The Internet And Politics

A couple of weeks ago Edge started an interesting discussion on the possible effects of the internet on politics, both in democracies as well as authoritarian regimes, called “Digital Power and its Discontents“. The theme is summarized as follows:

The dreams of network utopians vs. the realists. Is the Internet is a medium of emancipation and of revolution — or a tool of control and repression? Did Twitter and Facebook help stoke the flames of rebellion in Iran, or did they help the authorities unmask the rebels?

Commentators include Evgeny Morozov, Clay Shirky, Jaron Lanier, Douglas Rushkoff, George Dyson, Nicholas Carr and Rebecca Mackinnon.

The discussion seems especially relevant with the recent controversy with regards to Facebook privacy which grabbed the attention of some politicians. The other day Edge added some more reactions to the discourse on its site.

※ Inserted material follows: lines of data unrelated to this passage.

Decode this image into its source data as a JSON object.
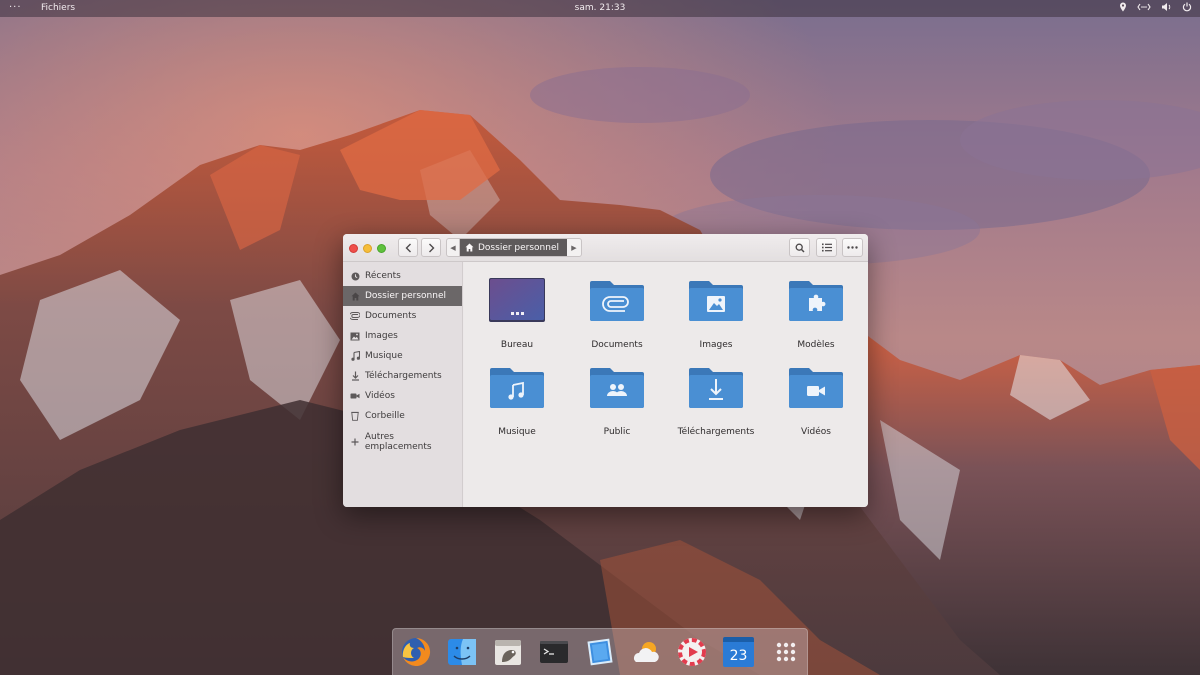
{
  "top_panel": {
    "menu_dots": "···",
    "app_name": "Fichiers",
    "clock": "sam. 21:33",
    "tray_icons": [
      "location-icon",
      "network-icon",
      "volume-icon",
      "power-icon"
    ]
  },
  "window": {
    "path": "Dossier personnel",
    "sidebar": {
      "items": [
        {
          "label": "Récents",
          "icon": "clock-icon",
          "active": false
        },
        {
          "label": "Dossier personnel",
          "icon": "home-icon",
          "active": true
        },
        {
          "label": "Documents",
          "icon": "paperclip-icon",
          "active": false
        },
        {
          "label": "Images",
          "icon": "image-icon",
          "active": false
        },
        {
          "label": "Musique",
          "icon": "music-note-icon",
          "active": false
        },
        {
          "label": "Téléchargements",
          "icon": "download-icon",
          "active": false
        },
        {
          "label": "Vidéos",
          "icon": "video-camera-icon",
          "active": false
        },
        {
          "label": "Corbeille",
          "icon": "trash-icon",
          "active": false
        }
      ],
      "other_locations": "Autres emplacements"
    },
    "folders": [
      {
        "label": "Bureau",
        "icon": "desktop-folder-icon"
      },
      {
        "label": "Documents",
        "icon": "documents-folder-icon"
      },
      {
        "label": "Images",
        "icon": "pictures-folder-icon"
      },
      {
        "label": "Modèles",
        "icon": "templates-folder-icon"
      },
      {
        "label": "Musique",
        "icon": "music-folder-icon"
      },
      {
        "label": "Public",
        "icon": "public-folder-icon"
      },
      {
        "label": "Téléchargements",
        "icon": "downloads-folder-icon"
      },
      {
        "label": "Vidéos",
        "icon": "videos-folder-icon"
      }
    ]
  },
  "dock": {
    "calendar_day": "23",
    "apps": [
      "firefox-icon",
      "finder-icon",
      "gimp-icon",
      "terminal-icon",
      "text-editor-icon",
      "weather-icon",
      "media-player-icon",
      "calendar-icon",
      "app-grid-icon"
    ]
  },
  "colors": {
    "folder_blue": "#4a8fd3",
    "folder_blue_dark": "#3b78b8",
    "close_red": "#ef4e4a",
    "minimize_yellow": "#f6bd3a",
    "maximize_green": "#5fc13d"
  }
}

Update20101026: Small Change: Why the revolution will not be tweeted (The New Yorker)